John Riccitiello has resigned as EA’s CEO, or rather the resignation will be effective as of 30th March 2013.
Not that such news is surprising. Most of us had been expecting this – as ardent fans of gaming, as staunch critics of EA’s business strategies in the last few years and even those who move in financial/stocks circles, the writing had seemingly been on the wall. Since John Riccitiello had taken over, he had presided over one of the worst arcs in the companies history, overseeing a profitability decline and a sharp downturn in the stock market, as well as a marked decline in the quality of its output. After a tumultuous few years for EA – from its issues with BioWare to its recent failings with SimCity and its push to monetise its titles, from the misguided Warfighter to the troubled Origin service, the buck has finally stopped where it should have. As I said previously;
“So why is EA in such a position? Well, earlier this year, investment blog 24/7 Wall Street named the ten CEO’s it thought would – or should – be fired this year. And what do you know? John Riccitiello came in at number five! Hooray! When investment pundits and experts start thinking you’re the weight around a companies neck, then you’ve got a real problem. Not to mention that John Riccitiello has become something of a poster child for the worst excesses of the video game industry. Indeed, most of EA’s woes have happened under his watch, so the buck does invariably stop with him. But EA was doing stupid things before him and will do stupid things long after he is gone unless it takes decisive action to change its image.”
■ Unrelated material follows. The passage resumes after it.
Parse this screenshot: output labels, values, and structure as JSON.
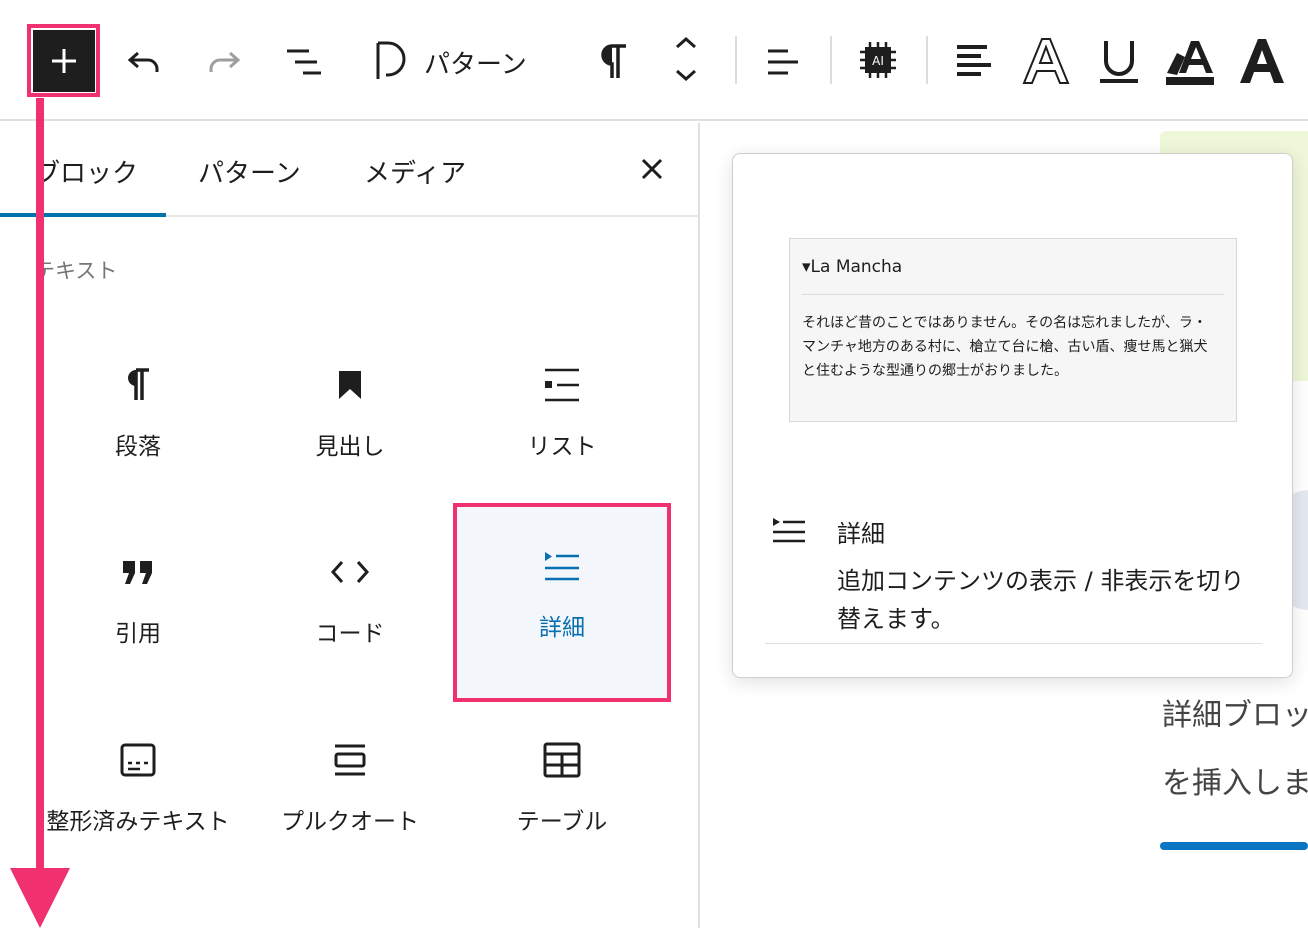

And therein is a note of caution; John Riccitiello may have been the poster-child for all of EA’s ills, but ultimately it will take more than a new face to really clean it up as a company. However, there is probably some truth that Mr. Riccitiello was responsible for more than his fair share of bad decisions and choices, which have seen EA not only see sales dwindle but also seen it voted as one of the worst companies in America. There is definitely method in the madness of changing the guard and getting a new face on those creaking bones. Whilst it’s visually appealing, let us not forget that it needs more radical reform and change before it can truly say it has shed its past.
John Riccitiello once seemed a humble man; but his colours shone through later with disingenuous comments about how games should be monetised. He once talked about studios controlling their own destiny; something which we’ve rarely seen happen. When he came to the job, EA were pushing new IP such as Mirror’s Edge and Dead Space. We haven’t seen a jot of that spark since. They say absolute power corrupts absolutely; John Riccitiello is perhaps one of the best current examples of this. For all the warmth he brought, it seemed to have been sucked out of him as time went on; he became a parody of himself, his speeches and anecdotes became strange and warped and his one-liners about the state of the industry have gone down much like quips from George W. Bush, as prime examples of an individual who should have run his talks by the PR department first.
On the flipside, I will miss Jim Sterling’s usual image of John Riccitiello. Which was always highly amusing. But no doubt we’ll see more of John Riccitiello in the future – faces like his don’t disappear, they return somewhere else. Like a particularly nasty villain, they never truly die. They just find something new to corrupt.
Farewell John Riccitiello. And bye bye!
I’d say you’ll be missed, but we both know I’d be lying.
Update; EA’s share price rose just shy of 3% on this news, which means that even investors agreed that this is probably a good idea.